Work required | Could you return the entire listing below exactly as written?
*** Provided material Section Begins ***
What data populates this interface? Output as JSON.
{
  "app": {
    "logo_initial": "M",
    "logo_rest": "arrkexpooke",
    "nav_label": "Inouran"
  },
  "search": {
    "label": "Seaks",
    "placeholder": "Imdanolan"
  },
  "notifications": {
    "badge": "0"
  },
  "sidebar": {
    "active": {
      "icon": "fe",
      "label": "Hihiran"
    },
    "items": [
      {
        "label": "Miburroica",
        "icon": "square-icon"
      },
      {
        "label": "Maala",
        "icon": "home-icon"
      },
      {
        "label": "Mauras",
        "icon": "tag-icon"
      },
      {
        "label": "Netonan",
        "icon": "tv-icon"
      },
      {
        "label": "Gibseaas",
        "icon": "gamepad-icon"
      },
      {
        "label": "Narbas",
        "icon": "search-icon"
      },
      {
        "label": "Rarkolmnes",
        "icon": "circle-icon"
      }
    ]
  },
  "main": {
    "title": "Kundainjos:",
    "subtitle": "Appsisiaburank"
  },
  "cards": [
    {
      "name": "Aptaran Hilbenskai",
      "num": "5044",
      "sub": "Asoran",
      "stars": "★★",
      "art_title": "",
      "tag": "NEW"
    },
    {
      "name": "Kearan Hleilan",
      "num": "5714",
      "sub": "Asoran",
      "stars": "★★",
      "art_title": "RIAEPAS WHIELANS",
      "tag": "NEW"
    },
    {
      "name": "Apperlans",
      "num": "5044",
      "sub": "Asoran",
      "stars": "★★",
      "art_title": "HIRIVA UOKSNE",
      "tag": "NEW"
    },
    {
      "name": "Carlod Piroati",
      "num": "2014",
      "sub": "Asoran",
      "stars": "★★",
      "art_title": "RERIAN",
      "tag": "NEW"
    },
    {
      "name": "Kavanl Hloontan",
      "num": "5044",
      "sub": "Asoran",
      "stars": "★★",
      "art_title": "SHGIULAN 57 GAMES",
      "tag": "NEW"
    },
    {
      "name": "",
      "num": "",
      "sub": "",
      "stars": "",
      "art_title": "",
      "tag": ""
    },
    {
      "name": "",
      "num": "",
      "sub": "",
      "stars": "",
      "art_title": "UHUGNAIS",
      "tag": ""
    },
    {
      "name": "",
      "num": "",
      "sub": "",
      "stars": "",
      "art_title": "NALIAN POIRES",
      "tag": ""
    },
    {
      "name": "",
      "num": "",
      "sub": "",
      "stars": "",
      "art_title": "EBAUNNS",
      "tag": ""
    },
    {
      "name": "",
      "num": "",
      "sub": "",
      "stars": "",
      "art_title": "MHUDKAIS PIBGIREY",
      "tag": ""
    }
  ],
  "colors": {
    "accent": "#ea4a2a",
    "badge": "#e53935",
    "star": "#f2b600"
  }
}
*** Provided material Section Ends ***
Problem solution |
What data populates this interface? Output as JSON.
{
  "app": {
    "logo_initial": "M",
    "logo_rest": "arrkexpooke",
    "nav_label": "Inouran"
  },
  "search": {
    "label": "Seaks",
    "placeholder": "Imdanolan"
  },
  "notifications": {
    "badge": "0"
  },
  "sidebar": {
    "active": {
      "icon": "fe",
      "label": "Hihiran"
    },
    "items": [
      {
        "label": "Miburroica",
        "icon": "square-icon"
      },
      {
        "label": "Maala",
        "icon": "home-icon"
      },
      {
        "label": "Mauras",
        "icon": "tag-icon"
      },
      {
        "label": "Netonan",
        "icon": "tv-icon"
      },
      {
        "label": "Gibseaas",
        "icon": "gamepad-icon"
      },
      {
        "label": "Narbas",
        "icon": "search-icon"
      },
      {
        "label": "Rarkolmnes",
        "icon": "circle-icon"
      }
    ]
  },
  "main": {
    "title": "Kundainjos:",
    "subtitle": "Appsisiaburank"
  },
  "cards": [
    {
      "name": "Aptaran Hilbenskai",
      "num": "5044",
      "sub": "Asoran",
      "stars": "★★",
      "art_title": "",
      "tag": "NEW"
    },
    {
      "name": "Kearan Hleilan",
      "num": "5714",
      "sub": "Asoran",
      "stars": "★★",
      "art_title": "RIAEPAS WHIELANS",
      "tag": "NEW"
    },
    {
      "name": "Apperlans",
      "num": "5044",
      "sub": "Asoran",
      "stars": "★★",
      "art_title": "HIRIVA UOKSNE",
      "tag": "NEW"
    },
    {
      "name": "Carlod Piroati",
      "num": "2014",
      "sub": "Asoran",
      "stars": "★★",
      "art_title": "RERIAN",
      "tag": "NEW"
    },
    {
      "name": "Kavanl Hloontan",
      "num": "5044",
      "sub": "Asoran",
      "stars": "★★",
      "art_title": "SHGIULAN 57 GAMES",
      "tag": "NEW"
    },
    {
      "name": "",
      "num": "",
      "sub": "",
      "stars": "",
      "art_title": "",
      "tag": ""
    },
    {
      "name": "",
      "num": "",
      "sub": "",
      "stars": "",
      "art_title": "UHUGNAIS",
      "tag": ""
    },
    {
      "name": "",
      "num": "",
      "sub": "",
      "stars": "",
      "art_title": "NALIAN POIRES",
      "tag": ""
    },
    {
      "name": "",
      "num": "",
      "sub": "",
      "stars": "",
      "art_title": "EBAUNNS",
      "tag": ""
    },
    {
      "name": "",
      "num": "",
      "sub": "",
      "stars": "",
      "art_title": "MHUDKAIS PIBGIREY",
      "tag": ""
    }
  ],
  "colors": {
    "accent": "#ea4a2a",
    "badge": "#e53935",
    "star": "#f2b600"
  }
}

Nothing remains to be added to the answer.